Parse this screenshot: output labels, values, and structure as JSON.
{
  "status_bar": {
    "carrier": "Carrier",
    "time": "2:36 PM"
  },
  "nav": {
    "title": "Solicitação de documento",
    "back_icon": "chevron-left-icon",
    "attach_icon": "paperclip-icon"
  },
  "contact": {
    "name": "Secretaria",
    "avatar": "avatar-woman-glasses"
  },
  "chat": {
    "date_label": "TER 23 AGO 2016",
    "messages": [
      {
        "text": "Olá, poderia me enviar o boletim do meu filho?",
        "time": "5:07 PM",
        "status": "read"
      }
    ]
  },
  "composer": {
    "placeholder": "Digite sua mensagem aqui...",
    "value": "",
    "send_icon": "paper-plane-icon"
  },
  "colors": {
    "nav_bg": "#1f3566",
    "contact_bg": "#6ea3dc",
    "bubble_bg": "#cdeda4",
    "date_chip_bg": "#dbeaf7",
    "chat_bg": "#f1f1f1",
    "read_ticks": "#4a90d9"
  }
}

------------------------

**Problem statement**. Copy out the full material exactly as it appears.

**Answer area**.
Parse this screenshot: output labels, values, and structure as JSON.
{
  "status_bar": {
    "carrier": "Carrier",
    "time": "2:36 PM"
  },
  "nav": {
    "title": "Solicitação de documento",
    "back_icon": "chevron-left-icon",
    "attach_icon": "paperclip-icon"
  },
  "contact": {
    "name": "Secretaria",
    "avatar": "avatar-woman-glasses"
  },
  "chat": {
    "date_label": "TER 23 AGO 2016",
    "messages": [
      {
        "text": "Olá, poderia me enviar o boletim do meu filho?",
        "time": "5:07 PM",
        "status": "read"
      }
    ]
  },
  "composer": {
    "placeholder": "Digite sua mensagem aqui...",
    "value": "",
    "send_icon": "paper-plane-icon"
  },
  "colors": {
    "nav_bg": "#1f3566",
    "contact_bg": "#6ea3dc",
    "bubble_bg": "#cdeda4",
    "date_chip_bg": "#dbeaf7",
    "chat_bg": "#f1f1f1",
    "read_ticks": "#4a90d9"
  }
}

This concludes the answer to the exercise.